Los Angeles Part 5: Why You'd Want to Live Here

Somehow, when I wasn't pay attention, Los Angeles endeared itself to me.  This has been something of a shock.

There was a point, roughly two years in to my stay, that I thought about moving.  I'd spent two years in Atlanta before heading west, so two years seemed to be a good run for a city.  Besides, I'd always felt some kind of strange kinship to the Pacific Northwest.  I began doing research on moving to Seattle.

Then I met Nicole, and since Nicole works in the entertainment industry, she needed to stay here, so I stayed here.

Strangely enough, over the next seven years I found a lot to really like about this city, and even a few things to love.  Oh, I'm not saying I didn't find plenty of reasons to dislike living here, because anyone who tells you they love everything about Los Angeles is a filthy liar.  But I'll admit that I've grown surprisingly attached to this town, and for the strangest reasons.

For example, there's something appealing about living in a city whose baseline creative output can best be described as below average.  I'm not saying there aren't some works of genius coming out of the City of Angels, but let's face facts: Hollywood generally produces crap.  And it all comes from Hollywood.  The television shows, the movies, and the books by celebrities or people who know celebrities -- it all comes from the same place.  But the fact that this town regularly produces awful material is oddly comforting, as if the bar is so low that someone like me can jump it.

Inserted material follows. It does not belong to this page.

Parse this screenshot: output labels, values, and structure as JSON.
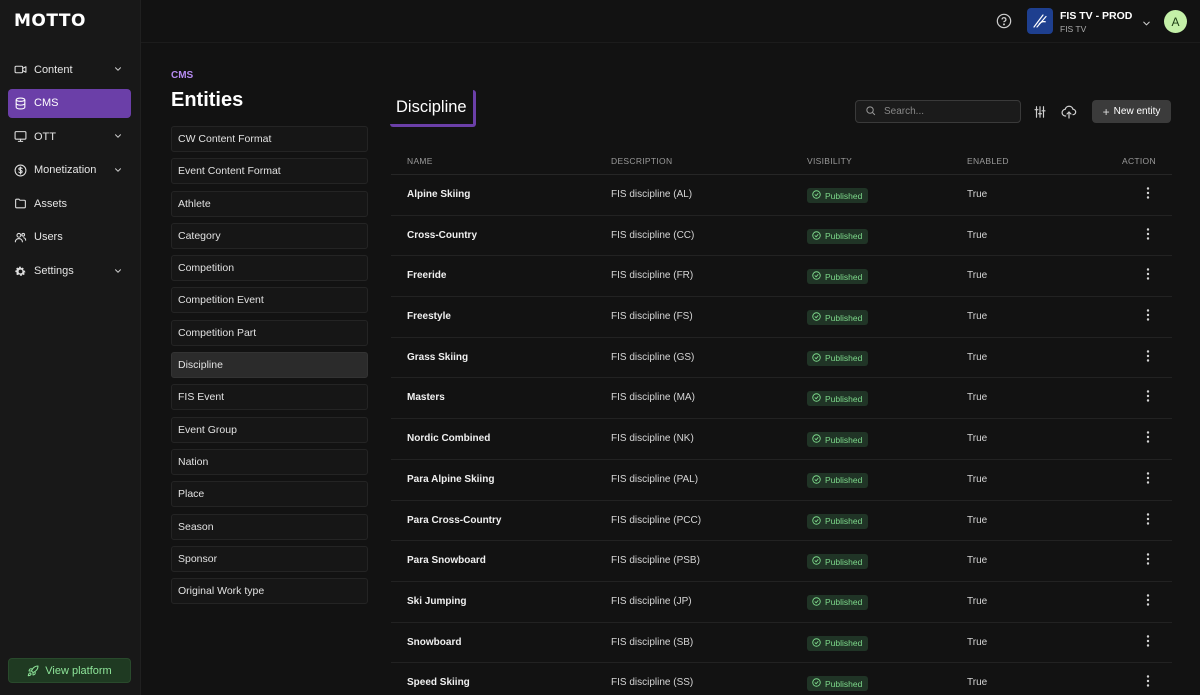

There's also something appealing about living in a town that exists to monetize creativity.  I realize that might sound awful, but ask anyone who engages in any kind of artistic endeavor, and they will tell you that actually making money from what they do seems incredibly daunting.  And I know that there are a lot of sharks in the water in Los Angeles, but there's also a system in place, a mechanism that can take a project and find a way for people to pay for it.

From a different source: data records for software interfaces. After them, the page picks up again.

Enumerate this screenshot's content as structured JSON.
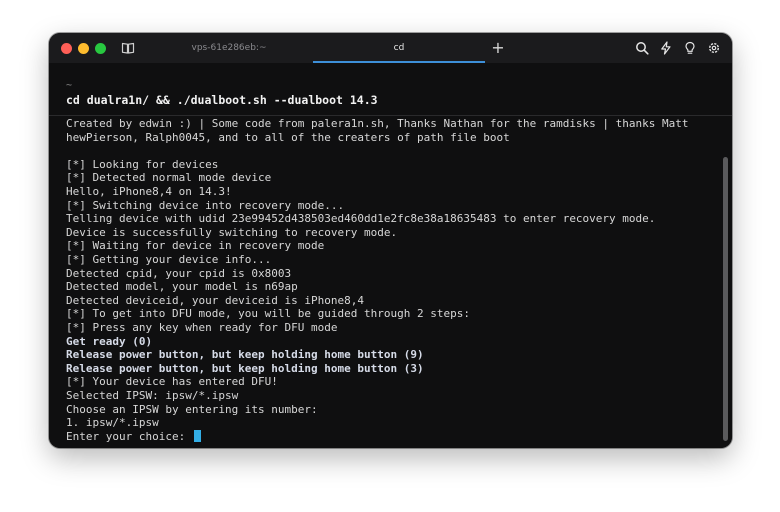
{
  "window": {
    "tabs": [
      {
        "label": "vps-61e286eb:~",
        "active": false
      },
      {
        "label": "cd",
        "active": true
      }
    ],
    "new_tab_label": "+",
    "icons": [
      "book-icon",
      "search-icon",
      "lightning-icon",
      "bulb-icon",
      "gear-icon"
    ]
  },
  "terminal": {
    "prompt_symbol": "~",
    "command": "cd dualra1n/ && ./dualboot.sh --dualboot 14.3",
    "lines": [
      {
        "text": "Created by edwin :) | Some code from palera1n.sh, Thanks Nathan for the ramdisks | thanks Matt",
        "bold": false
      },
      {
        "text": "hewPierson, Ralph0045, and to all of the creaters of path file boot",
        "bold": false
      },
      {
        "text": "",
        "bold": false
      },
      {
        "text": "[*] Looking for devices",
        "bold": false
      },
      {
        "text": "[*] Detected normal mode device",
        "bold": false
      },
      {
        "text": "Hello, iPhone8,4 on 14.3!",
        "bold": false
      },
      {
        "text": "[*] Switching device into recovery mode...",
        "bold": false
      },
      {
        "text": "Telling device with udid 23e99452d438503ed460dd1e2fc8e38a18635483 to enter recovery mode.",
        "bold": false
      },
      {
        "text": "Device is successfully switching to recovery mode.",
        "bold": false
      },
      {
        "text": "[*] Waiting for device in recovery mode",
        "bold": false
      },
      {
        "text": "[*] Getting your device info...",
        "bold": false
      },
      {
        "text": "Detected cpid, your cpid is 0x8003",
        "bold": false
      },
      {
        "text": "Detected model, your model is n69ap",
        "bold": false
      },
      {
        "text": "Detected deviceid, your deviceid is iPhone8,4",
        "bold": false
      },
      {
        "text": "[*] To get into DFU mode, you will be guided through 2 steps:",
        "bold": false
      },
      {
        "text": "[*] Press any key when ready for DFU mode",
        "bold": false
      },
      {
        "text": "Get ready (0)",
        "bold": true
      },
      {
        "text": "Release power button, but keep holding home button (9)",
        "bold": true
      },
      {
        "text": "Release power button, but keep holding home button (3)",
        "bold": true
      },
      {
        "text": "[*] Your device has entered DFU!",
        "bold": false
      },
      {
        "text": "Selected IPSW: ipsw/*.ipsw",
        "bold": false
      },
      {
        "text": "Choose an IPSW by entering its number:",
        "bold": false
      },
      {
        "text": "1. ipsw/*.ipsw",
        "bold": false
      },
      {
        "text": "Enter your choice: ",
        "bold": false,
        "cursor": true
      }
    ]
  },
  "colors": {
    "background": "#0f0f10",
    "titlebar": "#1b1b1d",
    "tab_underline": "#3d8fd8",
    "cursor": "#33aee6",
    "text": "#d7d7d7"
  }
}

Combine those first two points and you have a city where you can come up with a really crappy idea and make a ton of money off of it.  It really lends itself to a rags to riches fantasy.  Because of this, of course, everyone and their dog walker has an idea, a screenplay, or a head shot.  The disregard for quality by much of Los Angeles is counteracted by the sheer volume of people trying to cash in.  In fact, if I lived in any other city, I would probably be less hesitant to refer to myself as a writer, but here I don't like the connotations that such a title brings with it.

There's an entire class of people here that are "creative professionals," a title that baffles me because I have a hard time reconciling that those two ideas are compatible.  I suppose this is more a reflection of my own creative process than anything else, but still.  To live in a place where you're surrounded by people who make a living being creative (regardless of how good or bad what they create might be) is pretty exciting.

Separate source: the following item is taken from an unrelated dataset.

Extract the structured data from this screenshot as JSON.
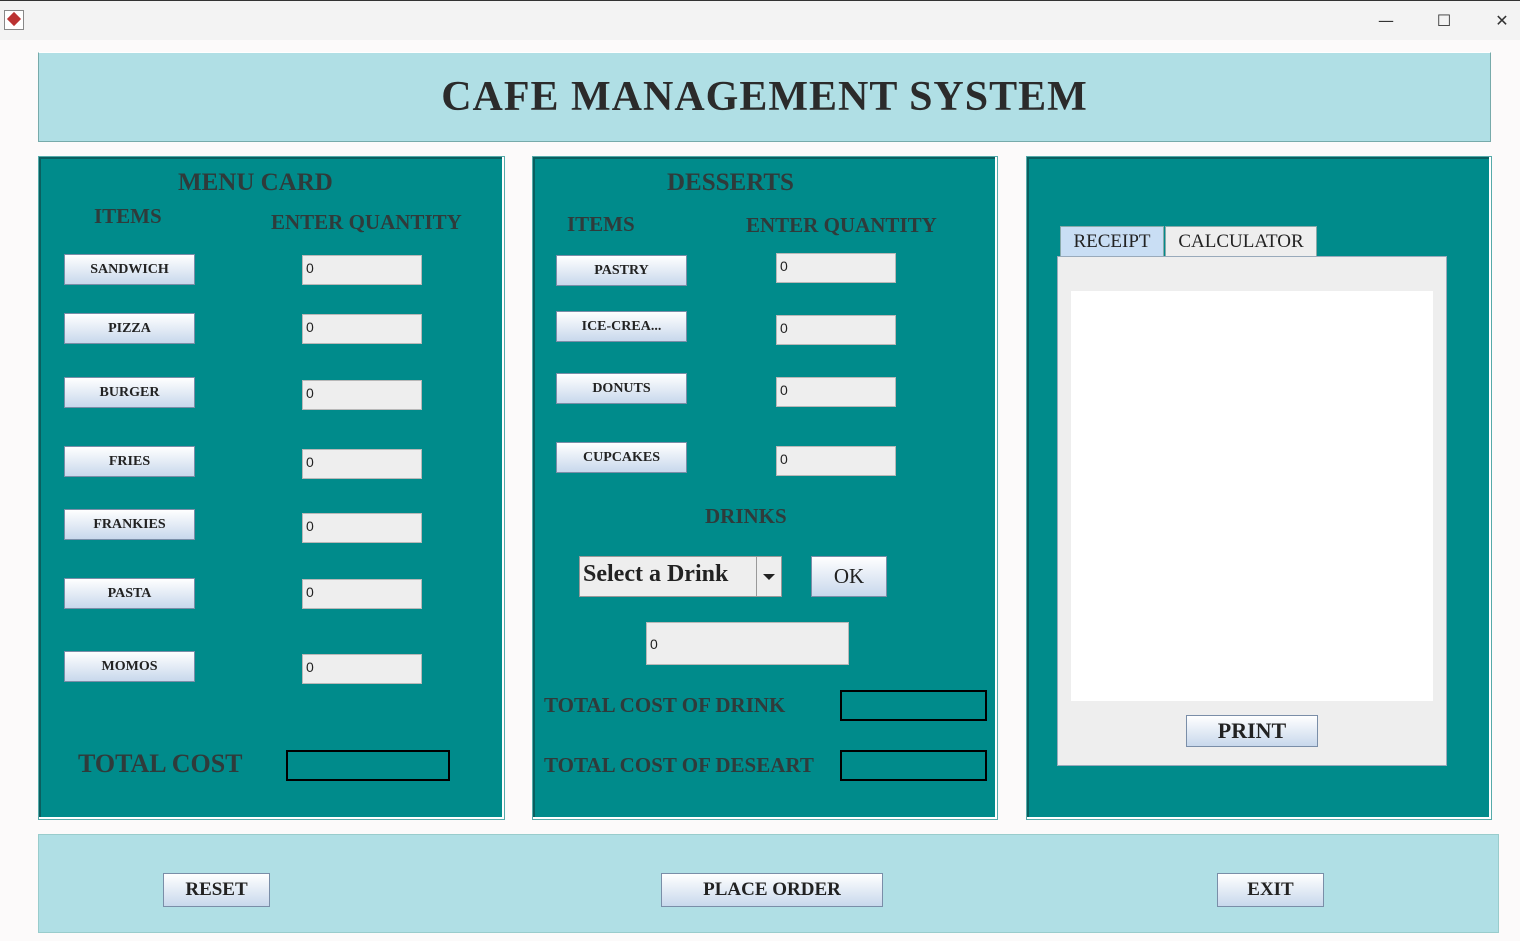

And, honestly, living among such a diverse group of people is just as exciting.  Our building is made up almost entirely of twentysomethings and older Russians.  I've interacted with the people from dozens of different countries, endless background, and various orientations, socioeconomic statuses, and political views.  I have never lived in a place as diverse as Los Angeles and I doubt I will ever live anywhere that comes close to matching it.

Combine those last two points with the constant rhythm of this city, the drunks stumbling down side streets when the bars close, the ghetto bird shining its light down upon as, the parades for pretty much any occasion, even the crazy homeless people who yell inspired, otherworldly poetry as I walk past them.  Los Angeles is sensory overload of the best kind -- the kind that makes you want to create.

These are the things that I will miss about Los Angeles itself, at the least in the broadest terms.  I'm sure the specifics will come out in the near future.